I go through stuff line by line, usually spending about an hour per 4000 words (obviously there's a big variation). If it's a long piece, with repetitive problems, I will crit about 6000 words and leave the rest unless there is a specific agreement with the individual writer to do more.
I pull out everything except punctuation and spelling. I'm not your teacher, and if you can't spellcheck your own work that's not my problem. Punctuation in modern fiction is often a stylistic choice, so unless there's something I really disagree with, I don't touch it.
Lines that don't flow simply get marked as 'feels clumsy'
Stuff that doesn't make sense gets ???
repeated words or phrases (those favourites we all unconsciously use) get highlighted.
Sections that have got tied up in knots I rewrite as an example for consideration. Ditto dialogue.

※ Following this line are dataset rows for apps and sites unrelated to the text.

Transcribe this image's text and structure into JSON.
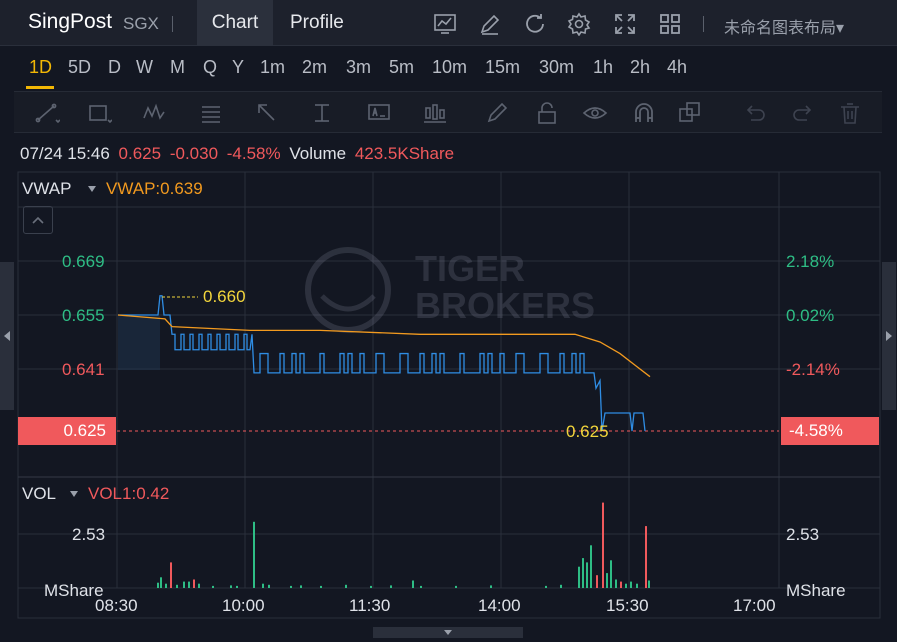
{
  "header": {
    "symbol": "SingPost",
    "exchange": "SGX",
    "tabs": {
      "chart": "Chart",
      "profile": "Profile"
    },
    "layout_name": "未命名图表布局▾",
    "icons": [
      "chart-type-icon",
      "draw-icon",
      "refresh-icon",
      "settings-icon",
      "fullscreen-icon",
      "layout-grid-icon"
    ]
  },
  "intervals": [
    "1D",
    "5D",
    "D",
    "W",
    "M",
    "Q",
    "Y",
    "1m",
    "2m",
    "3m",
    "5m",
    "10m",
    "15m",
    "30m",
    "1h",
    "2h",
    "4h"
  ],
  "active_interval": "1D",
  "drawing_tools": [
    "trend-line-icon",
    "rectangle-icon",
    "pattern-icon",
    "fib-icon",
    "arrow-icon",
    "measure-icon",
    "text-icon",
    "chart-pattern-icon",
    "brush-icon",
    "lock-icon",
    "eye-icon",
    "magnet-icon",
    "duplicate-icon",
    "undo-icon",
    "redo-icon",
    "trash-icon"
  ],
  "info": {
    "datetime": "07/24 15:46",
    "price": "0.625",
    "change": "-0.030",
    "change_pct": "-4.58%",
    "volume_label": "Volume",
    "volume": "423.5KShare"
  },
  "price_panel": {
    "indicator": "VWAP",
    "indicator_value": "VWAP:0.639",
    "left_ticks": [
      "0.669",
      "0.655",
      "0.641"
    ],
    "right_ticks": [
      "2.18%",
      "0.02%",
      "-2.14%"
    ],
    "current_price": "0.625",
    "current_pct": "-4.58%",
    "high_marker": "0.660",
    "low_marker": "0.625"
  },
  "volume_panel": {
    "indicator": "VOL",
    "indicator_value": "VOL1:0.42",
    "left_tick": "2.53",
    "right_tick": "2.53",
    "unit_left": "MShare",
    "unit_right": "MShare"
  },
  "time_axis": [
    "08:30",
    "10:00",
    "11:30",
    "14:00",
    "15:30",
    "17:00"
  ],
  "watermark": {
    "line1": "TIGER",
    "line2": "BROKERS"
  },
  "colors": {
    "up": "#2ebd85",
    "down": "#f0595c",
    "price_line": "#2f8de4",
    "vwap_line": "#f29a1f",
    "accent": "#f2b705"
  },
  "chart_data": {
    "type": "line",
    "x_labels": [
      "08:30",
      "10:00",
      "11:30",
      "14:00",
      "15:30",
      "17:00"
    ],
    "ylim": [
      0.625,
      0.669
    ],
    "series": [
      {
        "name": "VWAP",
        "values": [
          0.655,
          0.654,
          0.652,
          0.651,
          0.651,
          0.65,
          0.65,
          0.65,
          0.648,
          0.645,
          0.639
        ]
      }
    ],
    "current_price": 0.625,
    "day_high": 0.66,
    "day_low": 0.625,
    "volume_peak": 2.53
  }
}
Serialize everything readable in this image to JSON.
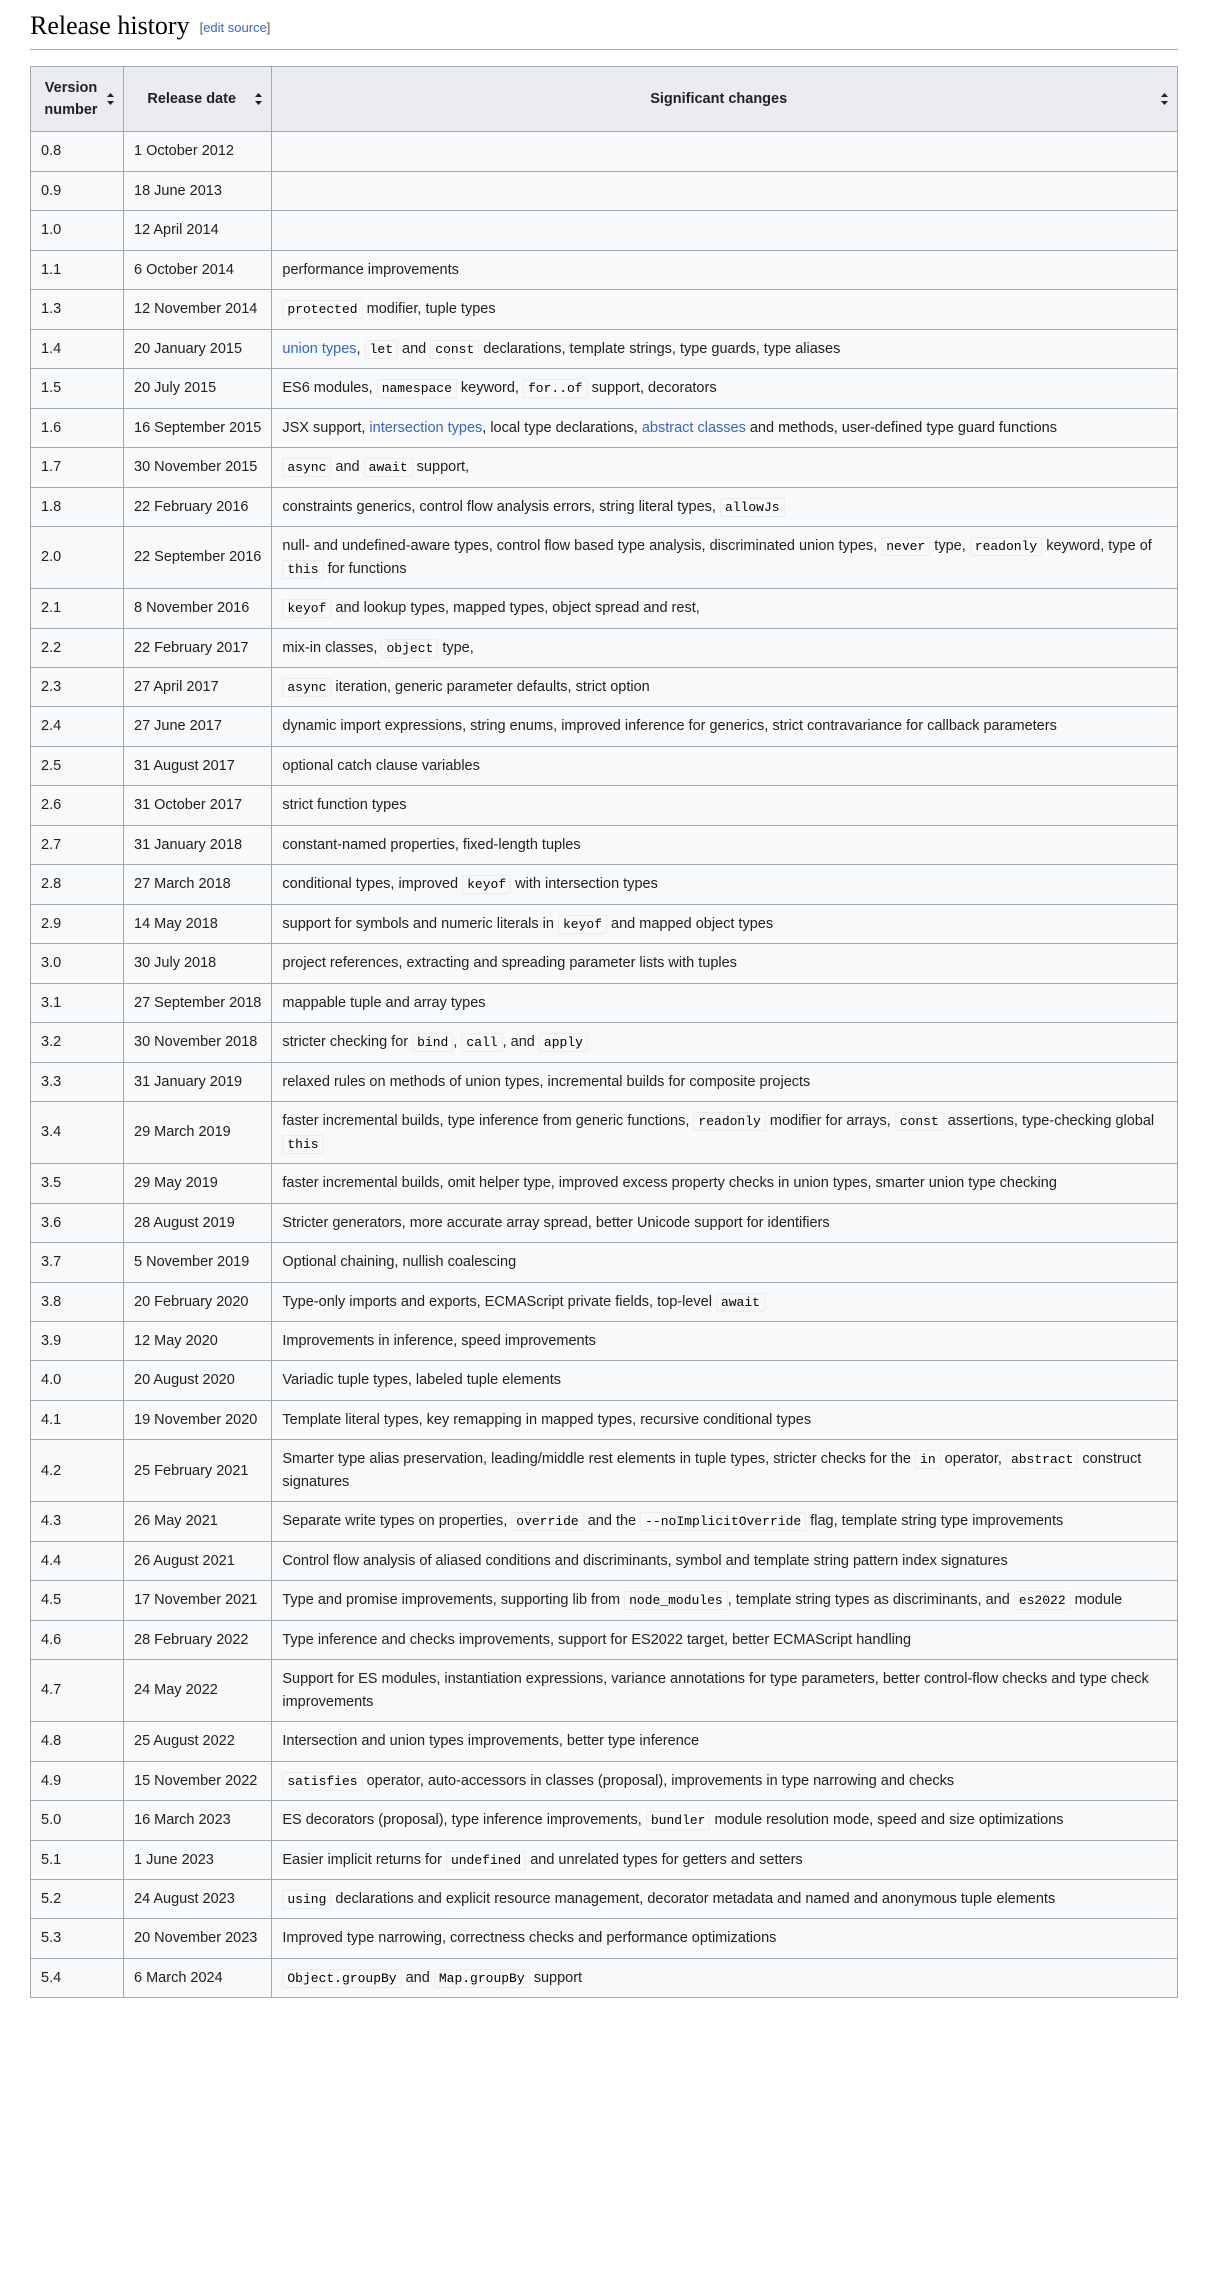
{
  "section": {
    "title": "Release history",
    "edit_open_bracket": "[",
    "edit_label": "edit source",
    "edit_close_bracket": "]"
  },
  "colors": {
    "link": "#3366cc",
    "header_bg": "#eaecf0",
    "table_bg": "#f8f9fa",
    "border": "#a2a9b1",
    "text": "#202122"
  },
  "table": {
    "columns": [
      {
        "label": "Version number",
        "sortable": true,
        "icon": "sort-updown-icon"
      },
      {
        "label": "Release date",
        "sortable": true,
        "icon": "sort-updown-icon"
      },
      {
        "label": "Significant changes",
        "sortable": true,
        "icon": "sort-updown-icon"
      }
    ],
    "rows": [
      {
        "version": "0.8",
        "date": "1 October 2012",
        "changes": []
      },
      {
        "version": "0.9",
        "date": "18 June 2013",
        "changes": []
      },
      {
        "version": "1.0",
        "date": "12 April 2014",
        "changes": []
      },
      {
        "version": "1.1",
        "date": "6 October 2014",
        "changes": [
          {
            "t": "text",
            "v": "performance improvements"
          }
        ]
      },
      {
        "version": "1.3",
        "date": "12 November 2014",
        "changes": [
          {
            "t": "code",
            "v": "protected"
          },
          {
            "t": "text",
            "v": " modifier, tuple types"
          }
        ]
      },
      {
        "version": "1.4",
        "date": "20 January 2015",
        "changes": [
          {
            "t": "link",
            "v": "union types"
          },
          {
            "t": "text",
            "v": ", "
          },
          {
            "t": "code",
            "v": "let"
          },
          {
            "t": "text",
            "v": " and "
          },
          {
            "t": "code",
            "v": "const"
          },
          {
            "t": "text",
            "v": " declarations, template strings, type guards, type aliases"
          }
        ]
      },
      {
        "version": "1.5",
        "date": "20 July 2015",
        "changes": [
          {
            "t": "text",
            "v": "ES6 modules, "
          },
          {
            "t": "code",
            "v": "namespace"
          },
          {
            "t": "text",
            "v": " keyword, "
          },
          {
            "t": "code",
            "v": "for..of"
          },
          {
            "t": "text",
            "v": " support, decorators"
          }
        ]
      },
      {
        "version": "1.6",
        "date": "16 September 2015",
        "changes": [
          {
            "t": "text",
            "v": "JSX support, "
          },
          {
            "t": "link",
            "v": "intersection types"
          },
          {
            "t": "text",
            "v": ", local type declarations, "
          },
          {
            "t": "link",
            "v": "abstract classes"
          },
          {
            "t": "text",
            "v": " and methods, user-defined type guard functions"
          }
        ]
      },
      {
        "version": "1.7",
        "date": "30 November 2015",
        "changes": [
          {
            "t": "code",
            "v": "async"
          },
          {
            "t": "text",
            "v": " and "
          },
          {
            "t": "code",
            "v": "await"
          },
          {
            "t": "text",
            "v": " support,"
          }
        ]
      },
      {
        "version": "1.8",
        "date": "22 February 2016",
        "changes": [
          {
            "t": "text",
            "v": "constraints generics, control flow analysis errors, string literal types, "
          },
          {
            "t": "code",
            "v": "allowJs"
          }
        ]
      },
      {
        "version": "2.0",
        "date": "22 September 2016",
        "changes": [
          {
            "t": "text",
            "v": "null- and undefined-aware types, control flow based type analysis, discriminated union types, "
          },
          {
            "t": "code",
            "v": "never"
          },
          {
            "t": "text",
            "v": " type, "
          },
          {
            "t": "code",
            "v": "readonly"
          },
          {
            "t": "text",
            "v": " keyword, type of "
          },
          {
            "t": "code",
            "v": "this"
          },
          {
            "t": "text",
            "v": " for functions"
          }
        ]
      },
      {
        "version": "2.1",
        "date": "8 November 2016",
        "changes": [
          {
            "t": "code",
            "v": "keyof"
          },
          {
            "t": "text",
            "v": " and lookup types, mapped types, object spread and rest,"
          }
        ]
      },
      {
        "version": "2.2",
        "date": "22 February 2017",
        "changes": [
          {
            "t": "text",
            "v": "mix-in classes, "
          },
          {
            "t": "code",
            "v": "object"
          },
          {
            "t": "text",
            "v": " type,"
          }
        ]
      },
      {
        "version": "2.3",
        "date": "27 April 2017",
        "changes": [
          {
            "t": "code",
            "v": "async"
          },
          {
            "t": "text",
            "v": " iteration, generic parameter defaults, strict option"
          }
        ]
      },
      {
        "version": "2.4",
        "date": "27 June 2017",
        "changes": [
          {
            "t": "text",
            "v": "dynamic import expressions, string enums, improved inference for generics, strict contravariance for callback parameters"
          }
        ]
      },
      {
        "version": "2.5",
        "date": "31 August 2017",
        "changes": [
          {
            "t": "text",
            "v": "optional catch clause variables"
          }
        ]
      },
      {
        "version": "2.6",
        "date": "31 October 2017",
        "changes": [
          {
            "t": "text",
            "v": "strict function types"
          }
        ]
      },
      {
        "version": "2.7",
        "date": "31 January 2018",
        "changes": [
          {
            "t": "text",
            "v": "constant-named properties, fixed-length tuples"
          }
        ]
      },
      {
        "version": "2.8",
        "date": "27 March 2018",
        "changes": [
          {
            "t": "text",
            "v": "conditional types, improved "
          },
          {
            "t": "code",
            "v": "keyof"
          },
          {
            "t": "text",
            "v": " with intersection types"
          }
        ]
      },
      {
        "version": "2.9",
        "date": "14 May 2018",
        "changes": [
          {
            "t": "text",
            "v": "support for symbols and numeric literals in "
          },
          {
            "t": "code",
            "v": "keyof"
          },
          {
            "t": "text",
            "v": " and mapped object types"
          }
        ]
      },
      {
        "version": "3.0",
        "date": "30 July 2018",
        "changes": [
          {
            "t": "text",
            "v": "project references, extracting and spreading parameter lists with tuples"
          }
        ]
      },
      {
        "version": "3.1",
        "date": "27 September 2018",
        "changes": [
          {
            "t": "text",
            "v": "mappable tuple and array types"
          }
        ]
      },
      {
        "version": "3.2",
        "date": "30 November 2018",
        "changes": [
          {
            "t": "text",
            "v": "stricter checking for "
          },
          {
            "t": "code",
            "v": "bind"
          },
          {
            "t": "text",
            "v": ", "
          },
          {
            "t": "code",
            "v": "call"
          },
          {
            "t": "text",
            "v": ", and "
          },
          {
            "t": "code",
            "v": "apply"
          }
        ]
      },
      {
        "version": "3.3",
        "date": "31 January 2019",
        "changes": [
          {
            "t": "text",
            "v": "relaxed rules on methods of union types, incremental builds for composite projects"
          }
        ]
      },
      {
        "version": "3.4",
        "date": "29 March 2019",
        "changes": [
          {
            "t": "text",
            "v": "faster incremental builds, type inference from generic functions, "
          },
          {
            "t": "code",
            "v": "readonly"
          },
          {
            "t": "text",
            "v": " modifier for arrays, "
          },
          {
            "t": "code",
            "v": "const"
          },
          {
            "t": "text",
            "v": " assertions, type-checking global "
          },
          {
            "t": "code",
            "v": "this"
          }
        ]
      },
      {
        "version": "3.5",
        "date": "29 May 2019",
        "changes": [
          {
            "t": "text",
            "v": "faster incremental builds, omit helper type, improved excess property checks in union types, smarter union type checking"
          }
        ]
      },
      {
        "version": "3.6",
        "date": "28 August 2019",
        "changes": [
          {
            "t": "text",
            "v": "Stricter generators, more accurate array spread, better Unicode support for identifiers"
          }
        ]
      },
      {
        "version": "3.7",
        "date": "5 November 2019",
        "changes": [
          {
            "t": "text",
            "v": "Optional chaining, nullish coalescing"
          }
        ]
      },
      {
        "version": "3.8",
        "date": "20 February 2020",
        "changes": [
          {
            "t": "text",
            "v": "Type-only imports and exports, ECMAScript private fields, top-level "
          },
          {
            "t": "code",
            "v": "await"
          }
        ]
      },
      {
        "version": "3.9",
        "date": "12 May 2020",
        "changes": [
          {
            "t": "text",
            "v": "Improvements in inference, speed improvements"
          }
        ]
      },
      {
        "version": "4.0",
        "date": "20 August 2020",
        "changes": [
          {
            "t": "text",
            "v": "Variadic tuple types, labeled tuple elements"
          }
        ]
      },
      {
        "version": "4.1",
        "date": "19 November 2020",
        "changes": [
          {
            "t": "text",
            "v": "Template literal types, key remapping in mapped types, recursive conditional types"
          }
        ]
      },
      {
        "version": "4.2",
        "date": "25 February 2021",
        "changes": [
          {
            "t": "text",
            "v": "Smarter type alias preservation, leading/middle rest elements in tuple types, stricter checks for the "
          },
          {
            "t": "code",
            "v": "in"
          },
          {
            "t": "text",
            "v": " operator, "
          },
          {
            "t": "code",
            "v": "abstract"
          },
          {
            "t": "text",
            "v": " construct signatures"
          }
        ]
      },
      {
        "version": "4.3",
        "date": "26 May 2021",
        "changes": [
          {
            "t": "text",
            "v": "Separate write types on properties, "
          },
          {
            "t": "code",
            "v": "override"
          },
          {
            "t": "text",
            "v": " and the "
          },
          {
            "t": "code",
            "v": "--noImplicitOverride"
          },
          {
            "t": "text",
            "v": " flag, template string type improvements"
          }
        ]
      },
      {
        "version": "4.4",
        "date": "26 August 2021",
        "changes": [
          {
            "t": "text",
            "v": "Control flow analysis of aliased conditions and discriminants, symbol and template string pattern index signatures"
          }
        ]
      },
      {
        "version": "4.5",
        "date": "17 November 2021",
        "changes": [
          {
            "t": "text",
            "v": "Type and promise improvements, supporting lib from "
          },
          {
            "t": "code",
            "v": "node_modules"
          },
          {
            "t": "text",
            "v": ", template string types as discriminants, and "
          },
          {
            "t": "code",
            "v": "es2022"
          },
          {
            "t": "text",
            "v": " module"
          }
        ]
      },
      {
        "version": "4.6",
        "date": "28 February 2022",
        "changes": [
          {
            "t": "text",
            "v": "Type inference and checks improvements, support for ES2022 target, better ECMAScript handling"
          }
        ]
      },
      {
        "version": "4.7",
        "date": "24 May 2022",
        "changes": [
          {
            "t": "text",
            "v": "Support for ES modules, instantiation expressions, variance annotations for type parameters, better control-flow checks and type check improvements"
          }
        ]
      },
      {
        "version": "4.8",
        "date": "25 August 2022",
        "changes": [
          {
            "t": "text",
            "v": "Intersection and union types improvements, better type inference"
          }
        ]
      },
      {
        "version": "4.9",
        "date": "15 November 2022",
        "changes": [
          {
            "t": "code",
            "v": "satisfies"
          },
          {
            "t": "text",
            "v": " operator, auto-accessors in classes (proposal), improvements in type narrowing and checks"
          }
        ]
      },
      {
        "version": "5.0",
        "date": "16 March 2023",
        "changes": [
          {
            "t": "text",
            "v": "ES decorators (proposal), type inference improvements, "
          },
          {
            "t": "code",
            "v": "bundler"
          },
          {
            "t": "text",
            "v": " module resolution mode, speed and size optimizations"
          }
        ]
      },
      {
        "version": "5.1",
        "date": "1 June 2023",
        "changes": [
          {
            "t": "text",
            "v": "Easier implicit returns for "
          },
          {
            "t": "code",
            "v": "undefined"
          },
          {
            "t": "text",
            "v": " and unrelated types for getters and setters"
          }
        ]
      },
      {
        "version": "5.2",
        "date": "24 August 2023",
        "changes": [
          {
            "t": "code",
            "v": "using"
          },
          {
            "t": "text",
            "v": " declarations and explicit resource management, decorator metadata and named and anonymous tuple elements"
          }
        ]
      },
      {
        "version": "5.3",
        "date": "20 November 2023",
        "changes": [
          {
            "t": "text",
            "v": "Improved type narrowing, correctness checks and performance optimizations"
          }
        ]
      },
      {
        "version": "5.4",
        "date": "6 March 2024",
        "changes": [
          {
            "t": "code",
            "v": "Object.groupBy"
          },
          {
            "t": "text",
            "v": " and "
          },
          {
            "t": "code",
            "v": "Map.groupBy"
          },
          {
            "t": "text",
            "v": " support"
          }
        ]
      }
    ]
  }
}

General notes on pacing and characterisation get left to the end of the crit.
There's much more, of course, but that's an outline of how I crit. Feel free to contact me if you want any further info.
February 19th, 2006, 03:05 PM
I've just critiqued 26 chapters of my friend's novel, chapter for chapter.
This is what worked best for me.
I take notes as I go along, just noting things down as they occur to me.
Then, when I write it down properly, I group things.
- First a general impression:
did I understand where this chapter was going, what was good/bad about it as a whole, how did it fit into the rest of the novel, what did I feel the main points were and did they work.
- Then, more or less chronologically, positive and negative details. I don't quote in full, only three or four words of the part I mean (I figure she can go through with word search to find which part I mean, if she doesn't recognise it)
- And last of all spelling, word choice and other technical stuff.
I find that if I don't take notes beforehand, my critique is less coherent.
Hope that helped!
ETA: As to choice: I tend to have a soft spot for beginners. I figure, people helped me a lot, so even if it's amateurish I try to give some help. I just don't go into so much detail and focus on two or three important points.